Going through the material below, please gather all lines with the word "tuyen" in them.
========
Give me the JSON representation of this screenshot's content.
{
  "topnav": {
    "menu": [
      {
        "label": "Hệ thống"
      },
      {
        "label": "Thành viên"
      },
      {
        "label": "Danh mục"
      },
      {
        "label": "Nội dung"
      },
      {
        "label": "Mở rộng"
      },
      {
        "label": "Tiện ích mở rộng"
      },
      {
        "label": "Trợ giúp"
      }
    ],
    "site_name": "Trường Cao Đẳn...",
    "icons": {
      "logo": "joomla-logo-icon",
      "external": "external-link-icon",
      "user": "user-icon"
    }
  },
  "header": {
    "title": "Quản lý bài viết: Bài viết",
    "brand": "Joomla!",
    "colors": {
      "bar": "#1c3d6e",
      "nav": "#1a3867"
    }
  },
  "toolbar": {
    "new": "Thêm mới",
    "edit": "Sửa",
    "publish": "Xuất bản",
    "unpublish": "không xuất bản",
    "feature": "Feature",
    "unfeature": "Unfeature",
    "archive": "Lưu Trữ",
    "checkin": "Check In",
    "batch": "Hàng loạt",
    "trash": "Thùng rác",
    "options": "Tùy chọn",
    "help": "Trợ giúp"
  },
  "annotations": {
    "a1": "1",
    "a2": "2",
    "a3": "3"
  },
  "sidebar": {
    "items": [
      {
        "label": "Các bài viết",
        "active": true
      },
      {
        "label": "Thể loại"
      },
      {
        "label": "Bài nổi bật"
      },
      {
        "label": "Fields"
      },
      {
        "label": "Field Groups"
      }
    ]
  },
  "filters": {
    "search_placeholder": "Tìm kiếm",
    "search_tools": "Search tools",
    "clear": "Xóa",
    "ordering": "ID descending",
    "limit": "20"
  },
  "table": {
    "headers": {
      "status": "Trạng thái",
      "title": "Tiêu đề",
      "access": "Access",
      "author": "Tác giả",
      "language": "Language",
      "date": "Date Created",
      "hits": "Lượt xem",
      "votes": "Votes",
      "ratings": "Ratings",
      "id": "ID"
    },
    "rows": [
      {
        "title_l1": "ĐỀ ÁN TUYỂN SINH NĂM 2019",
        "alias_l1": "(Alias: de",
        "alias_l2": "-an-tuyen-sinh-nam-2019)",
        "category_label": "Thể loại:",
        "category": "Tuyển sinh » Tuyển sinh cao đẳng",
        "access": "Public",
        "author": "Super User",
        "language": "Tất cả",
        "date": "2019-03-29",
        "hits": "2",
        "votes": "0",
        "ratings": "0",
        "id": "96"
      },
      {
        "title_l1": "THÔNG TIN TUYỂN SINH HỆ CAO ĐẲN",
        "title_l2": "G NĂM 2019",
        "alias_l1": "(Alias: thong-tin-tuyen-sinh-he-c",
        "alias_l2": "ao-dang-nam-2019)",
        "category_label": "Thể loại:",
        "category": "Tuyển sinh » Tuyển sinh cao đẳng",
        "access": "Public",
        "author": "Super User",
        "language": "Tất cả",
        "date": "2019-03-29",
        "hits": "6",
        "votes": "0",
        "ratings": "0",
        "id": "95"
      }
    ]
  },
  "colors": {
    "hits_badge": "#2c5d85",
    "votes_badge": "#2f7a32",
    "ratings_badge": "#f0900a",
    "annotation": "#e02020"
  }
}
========
Worked solution:
        "alias_l2": "-an-tuyen-sinh-nam-2019)",
        "alias_l1": "(Alias: thong-tin-tuyen-sinh-he-c",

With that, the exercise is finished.